27.9
15.7
34
29.6
16.7
36
31.4
17.6
38
33.1
18.6
40
34.9
19.6
42
36.6
20.6
44
38.3
21.6
46
40.1
22.6
48
41.8
23.5
50
43.6
24.5
52
45.3
25.5
54
47.1
26.5
56
48.8
27.5
58
50.6
28.4
60
52.3
29.4
62
54.0
30.4
64
55.8
31.4
66
57.5
32.4
68
59.3
33.3
70
61.0
34.3

SQ. A rea
16 x 10
16 x 10
16 x 10
X * Y Diagonal Size Hor. Size Vert. Size
61.531
12
10.2
6.4
83.751
14
11.9
7.4
109.389
16
13.6
8.5
138.445
18
15.3
9.5
170.920
20
17.0
10.6
193.862
21.3
18.1
11.3
206.813
22
18.7
11.7
246.125
24
20.4
12.7
288.855
26
22.0
13.8
335.003
28
23.7
14.8
384.570
30
25.4
15.9
437.555
32
27.1
17.0
493.958
34
28.8
18.0
553.780
36
30.5
19.1
617.021
38
32.2
20.1
683.679
40
33.9
21.2
753.757
42
35.6
22.3
827.252
44
37.3
23.3
904.166
46
39.0
24.4
984.498
48
40.7
25.4
1068.249
50
42.4
26.5
1155.418
52
44.1
27.6
1246.006
54
45.8
28.6
1340.012
56
47.5
29.7
1437.436
58
49.2
30.7
1538.279
60
50.9
31.8
1642.540
62
52.6
32.9
1750.219
64
54.3
33.9
1861.317
66
56.0
35.0
1975.834
68
57.7
36.0
2093.768
70
59.4
37.1

SQ. A rea
3 x4
3 x4
3 x4
X * Y Diagonal Size Hor. Size Vert.
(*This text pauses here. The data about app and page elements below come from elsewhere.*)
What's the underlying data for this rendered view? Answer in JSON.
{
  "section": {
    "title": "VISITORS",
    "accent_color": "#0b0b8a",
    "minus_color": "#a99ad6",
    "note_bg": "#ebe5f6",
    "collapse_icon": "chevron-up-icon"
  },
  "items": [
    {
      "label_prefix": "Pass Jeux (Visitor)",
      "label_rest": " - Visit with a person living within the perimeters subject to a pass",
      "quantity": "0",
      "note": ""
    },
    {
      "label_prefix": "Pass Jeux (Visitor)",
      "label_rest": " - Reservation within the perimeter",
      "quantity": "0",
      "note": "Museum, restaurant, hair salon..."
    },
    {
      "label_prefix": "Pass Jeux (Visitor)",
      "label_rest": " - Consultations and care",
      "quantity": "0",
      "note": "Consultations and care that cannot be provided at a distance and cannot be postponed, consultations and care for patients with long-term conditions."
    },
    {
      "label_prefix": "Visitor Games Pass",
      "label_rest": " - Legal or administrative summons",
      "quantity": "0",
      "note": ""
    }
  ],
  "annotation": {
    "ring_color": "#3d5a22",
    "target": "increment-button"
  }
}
Size
64.719
12
9.6
7.2
88.090
14
11.2
8.4
115.056
16
12.8
9.6
145.618
18
14.4
10.8
179.775
20
16.0
12.0
203.906
21.3
17.0
12.8
217.528
22
17.6
13.2
258.876
24
19.2
14.4
303.820
26
20.8
15.6
352.360
28
22.4
16.8
404.494
30
24.0
18.0
460.225
32
25.6
19.2
519.551
34
27.2
20.4
582.472
36
28.8
21.6
648.989
38
30.4
22.8
719.101
40
32.0
24.0
792.809
42
33.6
25.2
870.112
44
35.2
26.4
951.011
46
36.8
27.6
1035.506
48
38.4
28.8
1123.595
50
40.0
30.0
1215.281
52
41.6
31.2
1310.562
54
43.2
32.4
1409.438
56
44.8
33.6
1511.910
58
46.4
34.8
1617.977
60
48.0
36.0
1727.640
62
49.6
37.2
1840.899
64
51.2
38.4
1957.753
66
52.8
39.6
2078.202
68
54.4
40.8
2202.247
70
56.0
42.0

SQ. A rea
X*Y
69.120
94.080
122.880
155.520
192.000
217.771
232.320
276.480
324.480
376.320
432.000
491.520
554.880
622.080
693.120
768.000
846.720
929.280
1015.680
1105.920
1200.000
1297.920
1399.680
1505.280
1614.720
1728.000
1845.120
1966.080
2090.880
2219.520
2352.000

Table courtesy of The Guide to Digital Television, 2nd Edition, Revised and Expanded, Silbergleid and
Pescatore, Miller Freeman PSN, Inc., p. 132 (1999).

This white paper was published in and based on information as of September 2001. Technical information is subject to change.